The Grammys have never been a stranger to award-show drama, but the most intriguing narrative of the night is around Kendrick Lamar. In addition to being the evening’s second-most-nominated person (Lamar has seven nominations to Jay-Z’s eight), he also has the most history with the Grammys. His album “DAMN.” was broadly considered the year’s best album, and if it loses on Sunday night, it will be the third time for Lamar in five years.

If he loses, it would be disappointing for a number of reasons, not the least of which being his album’s deserving excellence. Spiritual content is having a bit of a moment in hip-hop, with everyone from Chance the Rapper’s tender jubilation to Lecrae’s social justice-tinged message. Even Kanye West has gotten in on it. This is a God dream.

Lamar’s exploration of God is thornier than that of other artists and, for that reason, more compelling. “DAMN.” is about a lot of things. It’s about the unique stratosphere of influence in which Lamar finds himself. It’s about his relationship with his home in Compton, Calif., and how to keep that relationship alive even as his career pushes him toward the stars. It is about his prodigious, once-in-a-generation gift.

Woven throughout Lamar’s work is the question of God, whose divine presence has haunted each of Lamar’s efforts. Mark 10 tells the story of a man identified as a “rich young ruler” who asks Jesus: “What must I do to be saved?” That question seems to plague Lamar as well, and if “DAMN.” wins Album of the Year at the Grammys, it’ll be the most explicitly theological album to do so in recent memory.

Lamar asks the sorts of questions you’re not supposed to ask in church, and although that makes the Christian beliefs he espouses difficult to categorize, it, in turn, makes them more important.
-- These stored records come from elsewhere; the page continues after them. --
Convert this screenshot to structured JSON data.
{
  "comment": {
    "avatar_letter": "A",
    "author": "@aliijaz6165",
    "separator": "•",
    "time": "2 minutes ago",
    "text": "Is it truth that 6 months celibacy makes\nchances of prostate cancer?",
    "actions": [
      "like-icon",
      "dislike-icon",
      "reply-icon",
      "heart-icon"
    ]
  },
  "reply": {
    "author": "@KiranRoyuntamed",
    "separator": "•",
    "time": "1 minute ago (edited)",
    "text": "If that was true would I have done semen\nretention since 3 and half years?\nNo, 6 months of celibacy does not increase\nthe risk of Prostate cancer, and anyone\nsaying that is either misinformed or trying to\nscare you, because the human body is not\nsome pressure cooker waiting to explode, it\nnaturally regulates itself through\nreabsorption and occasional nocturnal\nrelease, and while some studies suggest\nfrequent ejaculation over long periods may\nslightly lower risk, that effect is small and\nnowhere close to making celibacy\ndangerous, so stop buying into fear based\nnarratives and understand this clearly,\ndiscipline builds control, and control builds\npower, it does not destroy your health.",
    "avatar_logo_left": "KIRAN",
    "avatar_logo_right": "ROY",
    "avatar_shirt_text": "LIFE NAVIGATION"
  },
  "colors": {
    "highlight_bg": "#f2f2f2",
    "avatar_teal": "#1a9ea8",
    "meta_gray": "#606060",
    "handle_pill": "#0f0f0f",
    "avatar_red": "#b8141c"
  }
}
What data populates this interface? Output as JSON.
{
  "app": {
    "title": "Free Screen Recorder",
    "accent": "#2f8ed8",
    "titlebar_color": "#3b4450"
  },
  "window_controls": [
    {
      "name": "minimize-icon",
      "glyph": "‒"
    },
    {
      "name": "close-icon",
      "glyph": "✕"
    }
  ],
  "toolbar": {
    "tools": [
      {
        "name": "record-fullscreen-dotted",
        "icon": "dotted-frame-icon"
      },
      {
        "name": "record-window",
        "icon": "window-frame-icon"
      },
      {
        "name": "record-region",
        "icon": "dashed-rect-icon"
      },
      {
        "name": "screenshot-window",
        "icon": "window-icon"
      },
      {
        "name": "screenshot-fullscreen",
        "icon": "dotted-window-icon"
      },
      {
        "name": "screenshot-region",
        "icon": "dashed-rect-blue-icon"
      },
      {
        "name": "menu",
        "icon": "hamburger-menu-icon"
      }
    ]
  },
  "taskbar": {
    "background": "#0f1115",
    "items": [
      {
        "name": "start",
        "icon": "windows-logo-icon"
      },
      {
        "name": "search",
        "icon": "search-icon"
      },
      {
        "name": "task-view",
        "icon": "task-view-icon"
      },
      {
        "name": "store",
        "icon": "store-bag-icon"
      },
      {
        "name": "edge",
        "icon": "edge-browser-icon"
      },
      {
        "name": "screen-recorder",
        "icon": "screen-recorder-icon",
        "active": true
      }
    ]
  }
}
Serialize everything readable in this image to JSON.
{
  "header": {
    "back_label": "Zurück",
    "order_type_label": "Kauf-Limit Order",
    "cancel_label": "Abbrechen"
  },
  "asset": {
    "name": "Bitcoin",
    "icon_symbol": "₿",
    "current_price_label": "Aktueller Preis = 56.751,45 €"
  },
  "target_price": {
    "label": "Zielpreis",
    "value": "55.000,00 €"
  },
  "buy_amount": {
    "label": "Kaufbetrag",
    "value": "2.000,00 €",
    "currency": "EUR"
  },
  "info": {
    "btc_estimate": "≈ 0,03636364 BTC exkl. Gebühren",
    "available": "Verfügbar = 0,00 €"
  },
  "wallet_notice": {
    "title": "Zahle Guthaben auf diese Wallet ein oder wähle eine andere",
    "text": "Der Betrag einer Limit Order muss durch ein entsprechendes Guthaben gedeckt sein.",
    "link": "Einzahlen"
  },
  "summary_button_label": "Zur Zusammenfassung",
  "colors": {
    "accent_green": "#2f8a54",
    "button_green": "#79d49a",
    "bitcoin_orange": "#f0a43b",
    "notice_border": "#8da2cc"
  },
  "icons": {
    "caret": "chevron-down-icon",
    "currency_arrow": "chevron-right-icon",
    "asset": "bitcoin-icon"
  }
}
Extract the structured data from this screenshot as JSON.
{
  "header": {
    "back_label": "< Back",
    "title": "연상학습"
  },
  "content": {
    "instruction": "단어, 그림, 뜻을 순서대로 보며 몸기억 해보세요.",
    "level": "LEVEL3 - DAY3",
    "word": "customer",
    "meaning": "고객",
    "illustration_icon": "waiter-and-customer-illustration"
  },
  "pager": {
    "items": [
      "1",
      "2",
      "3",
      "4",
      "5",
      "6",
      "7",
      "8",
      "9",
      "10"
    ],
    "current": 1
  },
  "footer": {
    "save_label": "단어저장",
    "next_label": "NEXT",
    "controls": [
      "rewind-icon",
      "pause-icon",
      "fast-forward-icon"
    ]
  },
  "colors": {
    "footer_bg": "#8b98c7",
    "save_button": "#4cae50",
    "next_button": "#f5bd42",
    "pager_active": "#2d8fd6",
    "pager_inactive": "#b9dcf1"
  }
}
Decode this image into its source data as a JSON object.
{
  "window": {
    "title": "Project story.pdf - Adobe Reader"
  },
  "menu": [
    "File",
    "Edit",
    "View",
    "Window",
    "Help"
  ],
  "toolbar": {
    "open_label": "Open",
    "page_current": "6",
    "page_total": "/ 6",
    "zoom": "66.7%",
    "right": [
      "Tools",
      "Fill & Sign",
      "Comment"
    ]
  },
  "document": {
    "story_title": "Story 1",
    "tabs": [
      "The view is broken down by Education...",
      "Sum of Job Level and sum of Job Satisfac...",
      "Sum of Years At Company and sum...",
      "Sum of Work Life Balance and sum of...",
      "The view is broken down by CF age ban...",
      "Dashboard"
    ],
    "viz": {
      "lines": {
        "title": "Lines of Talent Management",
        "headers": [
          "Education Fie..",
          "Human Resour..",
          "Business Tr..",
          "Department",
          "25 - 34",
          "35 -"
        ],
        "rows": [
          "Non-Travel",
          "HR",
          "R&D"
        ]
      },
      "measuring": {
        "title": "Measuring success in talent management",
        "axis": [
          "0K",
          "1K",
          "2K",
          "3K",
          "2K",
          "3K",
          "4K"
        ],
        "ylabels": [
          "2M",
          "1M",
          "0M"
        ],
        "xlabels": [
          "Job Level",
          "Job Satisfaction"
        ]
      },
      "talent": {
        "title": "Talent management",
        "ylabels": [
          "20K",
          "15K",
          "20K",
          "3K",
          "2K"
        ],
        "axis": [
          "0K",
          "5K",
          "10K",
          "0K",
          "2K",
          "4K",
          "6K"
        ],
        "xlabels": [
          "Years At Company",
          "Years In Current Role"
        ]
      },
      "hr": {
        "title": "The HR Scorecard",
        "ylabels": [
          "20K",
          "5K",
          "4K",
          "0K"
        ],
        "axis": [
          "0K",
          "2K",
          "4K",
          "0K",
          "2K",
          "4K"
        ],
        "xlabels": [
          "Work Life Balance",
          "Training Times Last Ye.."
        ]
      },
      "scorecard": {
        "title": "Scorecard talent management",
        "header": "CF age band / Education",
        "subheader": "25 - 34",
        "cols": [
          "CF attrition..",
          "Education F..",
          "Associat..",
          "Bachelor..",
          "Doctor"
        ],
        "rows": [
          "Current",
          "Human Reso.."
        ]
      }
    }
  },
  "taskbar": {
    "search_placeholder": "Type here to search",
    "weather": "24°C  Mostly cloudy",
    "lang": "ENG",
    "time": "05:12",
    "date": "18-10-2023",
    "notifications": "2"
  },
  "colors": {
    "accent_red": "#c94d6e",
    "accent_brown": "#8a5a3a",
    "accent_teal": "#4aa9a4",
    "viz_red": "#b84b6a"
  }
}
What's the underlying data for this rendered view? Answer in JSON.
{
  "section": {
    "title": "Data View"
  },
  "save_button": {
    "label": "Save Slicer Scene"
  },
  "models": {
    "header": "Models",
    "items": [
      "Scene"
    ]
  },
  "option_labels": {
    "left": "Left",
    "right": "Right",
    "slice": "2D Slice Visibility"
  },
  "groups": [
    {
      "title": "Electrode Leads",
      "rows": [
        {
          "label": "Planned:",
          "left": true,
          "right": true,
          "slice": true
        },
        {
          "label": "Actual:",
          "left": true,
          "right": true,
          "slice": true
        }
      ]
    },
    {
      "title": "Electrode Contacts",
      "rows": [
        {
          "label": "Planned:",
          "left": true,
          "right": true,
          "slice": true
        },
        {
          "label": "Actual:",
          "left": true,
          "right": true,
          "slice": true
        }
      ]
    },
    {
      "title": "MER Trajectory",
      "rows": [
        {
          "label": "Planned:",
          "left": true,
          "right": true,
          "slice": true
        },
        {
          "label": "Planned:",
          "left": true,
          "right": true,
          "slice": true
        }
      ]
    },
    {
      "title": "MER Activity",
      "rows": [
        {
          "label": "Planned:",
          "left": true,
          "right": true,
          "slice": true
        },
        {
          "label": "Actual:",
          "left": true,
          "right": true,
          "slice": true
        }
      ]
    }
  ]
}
How many honest beliefs about God fit neatly into a box?

Take the “DAMN.” standout track “PRIDE,” in which Lamar raps, “See, in a perfect world, I’ll choose faith over riches/I’ll choose work over b——, I’ll make schools out of prison/I’ll take all the religions and put ’em all in one service/Just to tell ’em we ain’t s—, but He’s been perfect.”

This is where Lamar tends to find himself in his lyrics — well aware of his position on Earth, but unsure of what that means for the world to come. “I know He walks the Earth, but there’s money to get, b—— to hit, zeroes to flip” Lamar says in the song “YAH.” “Temptation is first on my list.”

In this regard, “DAMN.” feels related to the likes of Shusaku Endo’s book “Silence” or even the works of Flannery O’Connor where art that sees faith and doubt as related, complex, containing mutually eternal significance.

Lamar opened up about his faith to the website DJ Booth last year in an email that was posted in full. The letter is worth reading, but he made one particularly illuminating observation while ruminating about why he finds sermons in church to have so much “emptiness”:

“After being heavily in my studies these past few years, I’ve finally figured out why I left those services feeling spiritually unsatisfied as a child. I discovered more truth. But simple truth. Our God is a loving God. Yes. He’s a merciful God. Yes. But he’s even more so a God of DISCIPLE. OBEDIENCE. A JEALOUS God. And for every conscious choice of sin, will be corrected through his discipline. Whether physical or mental. Direct or indirect. Through your sufferings, or someone that’s close to [sic] ken. It will be corrected.”

Lamar’s thoughts here sound as though they come out of a different Testament than most contemporary religious music, which, if it shakes its fist at God at all, tends to be via the old questions about why an all-powerful God would allow evil in the world. Lamar’s questions are more intimate: Why does an all-powerful God allow evil in our own hearts? And, more to the point, what will He do when He decides enough is enough? “All this money, is God playin’ a joke on me?” he asks on the song “FEAR.” “Is it for the moment, and will he see me as Job? Take it from me and leave me worse than I was before?”

“My newfound life made all of me magnified,” he muses on the same song. “How many accolades do I need to block denial?” That’s a question that may pop up again at the Grammys, in which Lamar could very well walk away with the biggest, shiniest accolade the American music industry has to offer. But Lamar is wise enough to know that a record number of Grammys won’t stave off the fear of the Lord, which is well enough. That is, after all, the beginning of wisdom.

Follow Tyler Huckabee on Twitter @tylerhuckabee.